Drawing on his talent
Gravestone creator helps personalize headstones
Art teacher, youth minister, painter, saddle maker. David Wright has been all of these things and more. He has a long list of hobbies and interests. Now he has carved out a new niche and can add gravestone creator to the list.
Wright is an experienced engraver who has translated his passion for drawing into custom-made gravestones.
Located on 21811 Road S. in Arriola, Blackhorse Stone sprang out of Wright’s home. He also sells western paintings and trains horses.
“I named it Blackhorse Stone because my horse is my junior partner,” he said with a laugh.

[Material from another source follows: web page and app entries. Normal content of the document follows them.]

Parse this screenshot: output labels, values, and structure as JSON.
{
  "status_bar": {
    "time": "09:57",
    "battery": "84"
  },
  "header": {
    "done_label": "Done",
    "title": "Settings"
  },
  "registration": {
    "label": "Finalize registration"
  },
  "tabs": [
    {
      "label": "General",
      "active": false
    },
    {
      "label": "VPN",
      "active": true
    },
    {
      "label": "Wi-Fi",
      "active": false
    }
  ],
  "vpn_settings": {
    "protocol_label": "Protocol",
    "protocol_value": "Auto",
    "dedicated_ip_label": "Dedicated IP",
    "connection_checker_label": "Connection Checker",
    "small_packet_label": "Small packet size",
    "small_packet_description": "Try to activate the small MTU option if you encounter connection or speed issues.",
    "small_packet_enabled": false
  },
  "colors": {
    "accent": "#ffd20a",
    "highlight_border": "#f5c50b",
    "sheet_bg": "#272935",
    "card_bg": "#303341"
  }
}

He definitely believes in keeping life light and memorable. His newfound service has allowed him to extend his good vibes to people in hard times. Wright has been in the headstone business for a month and has had five customers so far.
“I can customize these gravestones to make them look more natural,” Wright said. “These catalogues of pictures that people can choose to put on headstones seem stiff. They’re made by computers and to me that’s not very personal.”
Wright was born and raised a country boy in the Midwest. He described himself as old-fashioned and hard working. He knows a thing or two about horses. A thing or two about art. A thing or two about making saddles. He even built the addition to his barn that serves as his office and work space.
He can be considered a jack-of-all trades.
He started at Cortez’s Wilson Monument Company in the winter of 2011 as an engraver. There Wright helped families choose the best images for remembering and memorializing loved ones.
“I know what a horse should like look when it’s drawn,” Wright said. “These computers that do most of the engraving aren’t accurate for some people.”
Wright would place the orders for patrons and if they were unsatisfied with the graphics, he would alter the picture to their satisfaction. Customers were pleasantly surprised. And so was Wright. He was glad to help.
This spring he decided he wanted to continue pursuing headstone work on his own. He found that his love of western life and work dedication, paid off in a new line of work as well. So he has added another notch on his jack-of-all-trades belt.
Wright has lived in Cortez since 1975. He knows the area, the people and their way of life.
“I cater to what people around here would like,” Wright said. “Cowboys, Indian art, Navajo culture — it’s all familiar to me.”
Wright recalled working with a Navajo woman recently who chose a picture for Wright to recreate for a headstone. The picture was of a Navajo woman sitting and weaving. Next to her, a donkey stood idly by. The woman explained to Wright that she loved the picture. It fit her family. But they raised horses, not donkeys.
So, Wright replaced the donkey with a horse.
“She loved the end product,” he said. “She wasn’t sure I could change it so she was very grateful when I told her it wouldn’t be a problem.”
Wright has been drawing for more than 15 years. He draws each and every picture out before he engraves it, changing the dimensions as needed.
He has the basic stones used for graves at the moment. Because his business is located out of town, there is not a city sales tax.
Even though Wright has practiced engraving before, he only recently applied it as a business.
“If you can draw, you’re going to do something to show that,” he said. “I can do a lot of things, this is just one of them that I enjoy.”
Wright lives on Road S with his wife and their four horses. He can also do other stone carvings such as driveway markers and various decorations. He can be contacted at 882-7266 or anyone interested in his work can drop by his home and office at 21811 Road S in Arriola between 1 and 5 p.m.
Sam Green/Cortez Journal